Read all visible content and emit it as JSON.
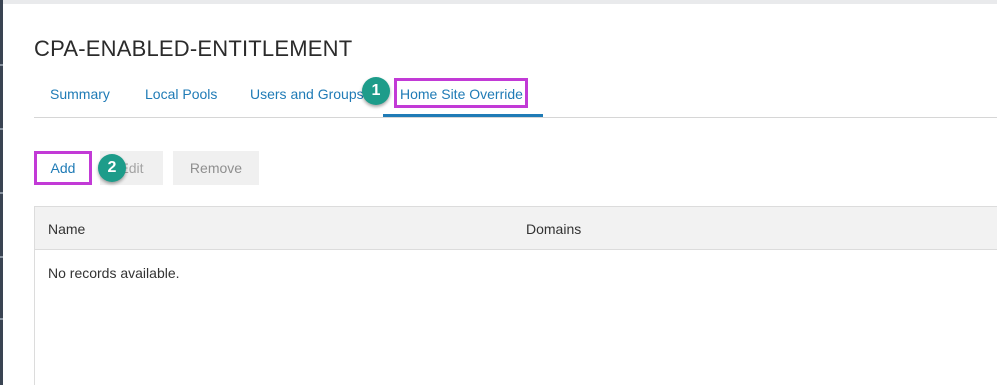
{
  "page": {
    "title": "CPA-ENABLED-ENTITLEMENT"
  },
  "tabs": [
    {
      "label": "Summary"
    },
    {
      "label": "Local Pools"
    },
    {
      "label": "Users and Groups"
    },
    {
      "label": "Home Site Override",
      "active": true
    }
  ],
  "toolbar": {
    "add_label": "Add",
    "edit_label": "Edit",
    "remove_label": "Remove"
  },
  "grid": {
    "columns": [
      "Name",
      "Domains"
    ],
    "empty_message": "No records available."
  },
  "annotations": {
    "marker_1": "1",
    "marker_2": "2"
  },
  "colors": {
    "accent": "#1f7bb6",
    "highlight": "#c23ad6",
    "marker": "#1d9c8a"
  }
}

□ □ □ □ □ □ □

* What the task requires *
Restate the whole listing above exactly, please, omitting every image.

* Answer to this problem *
Read all visible content and emit it as JSON.
{
  "page": {
    "title": "CPA-ENABLED-ENTITLEMENT"
  },
  "tabs": [
    {
      "label": "Summary"
    },
    {
      "label": "Local Pools"
    },
    {
      "label": "Users and Groups"
    },
    {
      "label": "Home Site Override",
      "active": true
    }
  ],
  "toolbar": {
    "add_label": "Add",
    "edit_label": "Edit",
    "remove_label": "Remove"
  },
  "grid": {
    "columns": [
      "Name",
      "Domains"
    ],
    "empty_message": "No records available."
  },
  "annotations": {
    "marker_1": "1",
    "marker_2": "2"
  },
  "colors": {
    "accent": "#1f7bb6",
    "highlight": "#c23ad6",
    "marker": "#1d9c8a"
  }
}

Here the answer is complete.